Dentistry and oral health
We are committed to improving oral health in Scotland and providing high quality NHS dental services.
Reducing inequalities in our most deprived communities is our priority and establishing good oral health in childhood lays the foundation for a healthy mouth for life.
The following links provide more information:
- improvement plan
- NHS dental care at home
- Oral Health Community Challenge Fund
- Childsmile Programme
- NHS dental treatment charges
- amalgam fillings
- dental workforce
We published our oral health improvement plan (OHIP) in January 2018. This plan provides the overarching framework for the development of NHS dental service provision in Scotland. It sets out a programme of work which builds on achievements in:
- child oral health
- access to NHS dental services
- workforce growth
The plan also seeks to address challenges around health inequalities and an ageing population, focusing on the following areas:
- reducing oral health inequalities
- meeting the needs of an ageing population
- more services in the high street
- improving information for patients
- quality assurance and improvement
We recognise the increasing challenge of an ageing population in Scotland. We want to ensure that everyone, no matter what their age, can have access to dental care in order to maintain good oral health.
We introduced a scheme in April 2019 to ensure people in care homes receive appropriate dental care. We will expand this to include those people being cared for at home over time. Early adopters for the new arrangements will begin providing domiciliary care in assigned care homes in late summer 2019.
The aim of the new arrangements is to ensure people in care homes receive appropriate dental care by encouraging more independent dentists who provide NHS dental services to provide more domiciliary care.
The key to improving oral health in our most disadvantaged communities lies within the communities themselves.
We launched a £2.5 million Oral Health Community Challenge Fund in February 2019 to help reduce inequalities by supporting communities and families to take positive action to improve oral health. The Fund offered grants of between £7,000 and £30,000 to third sector organisations working in areas of multiple deprivation in Scotland. The funding allocation has now been made and a list of successful projects has been published
Childsmile is a Scottish Government-funded programme which is delivered via nursery schools, primary schools, and dental practices. The programme includes free daily supervised toothbrushing, the application of fluoride varnish, and dietary and oral hygiene advice.

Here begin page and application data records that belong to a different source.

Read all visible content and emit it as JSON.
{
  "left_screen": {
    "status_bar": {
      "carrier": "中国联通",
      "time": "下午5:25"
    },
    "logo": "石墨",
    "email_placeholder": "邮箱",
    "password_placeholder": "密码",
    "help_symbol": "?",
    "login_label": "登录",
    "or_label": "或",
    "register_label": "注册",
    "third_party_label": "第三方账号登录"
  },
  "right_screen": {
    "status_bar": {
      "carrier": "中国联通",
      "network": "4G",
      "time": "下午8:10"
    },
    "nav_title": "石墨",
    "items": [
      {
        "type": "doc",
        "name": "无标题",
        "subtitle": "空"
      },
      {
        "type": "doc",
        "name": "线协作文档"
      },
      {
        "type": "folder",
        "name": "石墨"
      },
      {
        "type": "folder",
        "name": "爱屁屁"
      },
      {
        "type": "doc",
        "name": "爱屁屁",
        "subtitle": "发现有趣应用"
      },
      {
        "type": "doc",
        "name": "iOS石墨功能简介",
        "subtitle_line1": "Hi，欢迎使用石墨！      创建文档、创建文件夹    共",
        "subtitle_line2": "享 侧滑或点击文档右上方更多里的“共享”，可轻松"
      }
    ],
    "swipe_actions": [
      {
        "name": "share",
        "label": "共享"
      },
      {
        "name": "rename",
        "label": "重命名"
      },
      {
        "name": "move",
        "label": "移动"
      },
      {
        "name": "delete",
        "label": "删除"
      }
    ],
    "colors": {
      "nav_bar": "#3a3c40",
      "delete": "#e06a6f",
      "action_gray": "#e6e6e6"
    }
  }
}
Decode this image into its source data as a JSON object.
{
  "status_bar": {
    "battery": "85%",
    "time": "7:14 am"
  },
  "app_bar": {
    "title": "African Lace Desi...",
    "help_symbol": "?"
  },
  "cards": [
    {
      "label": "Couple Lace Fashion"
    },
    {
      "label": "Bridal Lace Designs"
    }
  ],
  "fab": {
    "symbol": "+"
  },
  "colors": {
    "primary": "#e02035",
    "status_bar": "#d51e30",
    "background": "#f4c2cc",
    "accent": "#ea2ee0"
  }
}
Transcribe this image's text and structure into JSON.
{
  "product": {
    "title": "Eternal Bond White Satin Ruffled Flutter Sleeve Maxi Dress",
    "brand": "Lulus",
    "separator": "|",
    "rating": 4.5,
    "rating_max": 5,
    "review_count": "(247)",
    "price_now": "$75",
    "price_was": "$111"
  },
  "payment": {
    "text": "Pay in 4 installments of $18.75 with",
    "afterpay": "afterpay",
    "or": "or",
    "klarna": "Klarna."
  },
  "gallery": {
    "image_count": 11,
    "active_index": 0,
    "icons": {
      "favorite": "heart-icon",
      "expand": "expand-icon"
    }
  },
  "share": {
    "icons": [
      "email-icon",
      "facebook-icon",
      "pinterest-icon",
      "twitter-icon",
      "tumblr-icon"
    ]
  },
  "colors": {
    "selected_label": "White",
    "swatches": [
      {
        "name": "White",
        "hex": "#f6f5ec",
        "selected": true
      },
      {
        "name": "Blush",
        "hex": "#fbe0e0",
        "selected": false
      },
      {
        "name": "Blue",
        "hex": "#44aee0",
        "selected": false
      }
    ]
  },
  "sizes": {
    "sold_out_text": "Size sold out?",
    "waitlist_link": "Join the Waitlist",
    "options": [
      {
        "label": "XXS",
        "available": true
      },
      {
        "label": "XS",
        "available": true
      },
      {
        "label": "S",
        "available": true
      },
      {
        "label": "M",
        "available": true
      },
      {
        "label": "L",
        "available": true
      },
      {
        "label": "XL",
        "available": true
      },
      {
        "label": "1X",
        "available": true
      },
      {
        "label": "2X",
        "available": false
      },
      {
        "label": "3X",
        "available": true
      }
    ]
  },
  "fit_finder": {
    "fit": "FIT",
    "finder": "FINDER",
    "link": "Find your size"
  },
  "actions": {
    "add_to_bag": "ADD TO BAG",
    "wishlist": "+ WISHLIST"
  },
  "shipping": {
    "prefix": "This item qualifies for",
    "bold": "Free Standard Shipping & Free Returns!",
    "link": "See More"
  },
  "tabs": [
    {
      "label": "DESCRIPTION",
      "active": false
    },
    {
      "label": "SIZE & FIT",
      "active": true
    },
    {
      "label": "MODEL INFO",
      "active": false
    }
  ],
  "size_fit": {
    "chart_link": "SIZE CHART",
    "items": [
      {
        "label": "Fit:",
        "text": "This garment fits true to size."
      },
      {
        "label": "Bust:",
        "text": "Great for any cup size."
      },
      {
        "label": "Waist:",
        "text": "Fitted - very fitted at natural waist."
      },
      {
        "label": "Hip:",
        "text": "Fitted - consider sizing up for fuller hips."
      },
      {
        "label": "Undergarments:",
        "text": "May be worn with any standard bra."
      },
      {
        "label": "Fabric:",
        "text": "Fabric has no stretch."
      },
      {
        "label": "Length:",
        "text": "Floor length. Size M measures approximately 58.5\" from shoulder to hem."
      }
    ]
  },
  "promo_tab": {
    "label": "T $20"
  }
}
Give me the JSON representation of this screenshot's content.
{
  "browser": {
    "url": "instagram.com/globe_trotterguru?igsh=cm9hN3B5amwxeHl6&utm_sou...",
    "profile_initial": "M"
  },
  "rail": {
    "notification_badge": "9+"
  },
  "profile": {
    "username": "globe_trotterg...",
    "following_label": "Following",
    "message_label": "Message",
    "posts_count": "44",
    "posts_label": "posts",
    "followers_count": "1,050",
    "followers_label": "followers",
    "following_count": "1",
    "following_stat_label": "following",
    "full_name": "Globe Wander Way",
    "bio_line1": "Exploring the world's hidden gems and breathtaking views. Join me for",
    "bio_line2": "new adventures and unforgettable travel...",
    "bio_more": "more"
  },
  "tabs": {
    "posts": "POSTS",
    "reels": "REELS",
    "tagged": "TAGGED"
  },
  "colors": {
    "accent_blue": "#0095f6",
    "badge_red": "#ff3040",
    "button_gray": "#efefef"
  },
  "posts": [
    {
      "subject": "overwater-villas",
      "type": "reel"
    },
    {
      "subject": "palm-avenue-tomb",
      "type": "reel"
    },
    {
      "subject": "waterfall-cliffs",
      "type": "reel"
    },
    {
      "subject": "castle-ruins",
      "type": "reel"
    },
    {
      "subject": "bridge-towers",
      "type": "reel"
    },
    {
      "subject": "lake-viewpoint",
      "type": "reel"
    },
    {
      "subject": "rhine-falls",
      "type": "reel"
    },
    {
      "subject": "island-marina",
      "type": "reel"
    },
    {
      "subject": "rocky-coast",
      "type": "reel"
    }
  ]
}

We have made real progress in improving Scotland’s child oral health over the last 10 years as a result of our Childsmile programme, which focuses on prevention, rather than restorative treatment. The results of the National Dental Inspection Programme (October 2018) showed that the proportion of primary 1 children with ‘no obvious decay experience' had increased to 71% in 2018, compared to 58% in 2008.
We have also extended the Childsmile Programme from August 2018, with additional funding of £327,000, to all nursery and primary 1 and 2 children in the most deprived communities across Scotland.
People automatically entitled to free NHS dental treatment in Scotland are:
- anyone under 26 years old
- pregnant women and nursing mothers
Others on low incomes may be able to get help. More information is available in the following publications:
- Information leaflet on NHS dental charges HCS2 (November 2018).
- Information booklet on entitlements for NHS charges HCS1 (November 2018)
You can check if you are entitled to help with NHS dental costs by using this quick checker on the gov.uk website.
Those not entitled to free NHS dental care will need to pay 80% of the cost of NHS dental treatment up to a maximum of £384 per course of treatment.
Scotland has already taken action to reduce the levels of amalgam being used in treatment, with the introduction of new restrictions on 1 July 2018.
This is part of a UK-wide response to an EU directive which places restrictions on the use of amalgam. This plan will be delivered through the general improvement of oral health across the population, supported within an increasingly preventive model of care.
We have invested significantly in NHS dentistry in Scotland over the last decade in order to recruit and retain dentists. As a result, the numbers of dentists providing NHS dental services in the high street has increased by 35% over the last 10 years.
To encourage those from lower household income families to undertake a dentistry degree at Aberdeen, Dundee or Glasgow University we provide grants to dental students in Scotland. The Dental Student Support Grant (DSSG) provides help with the cost of their studies.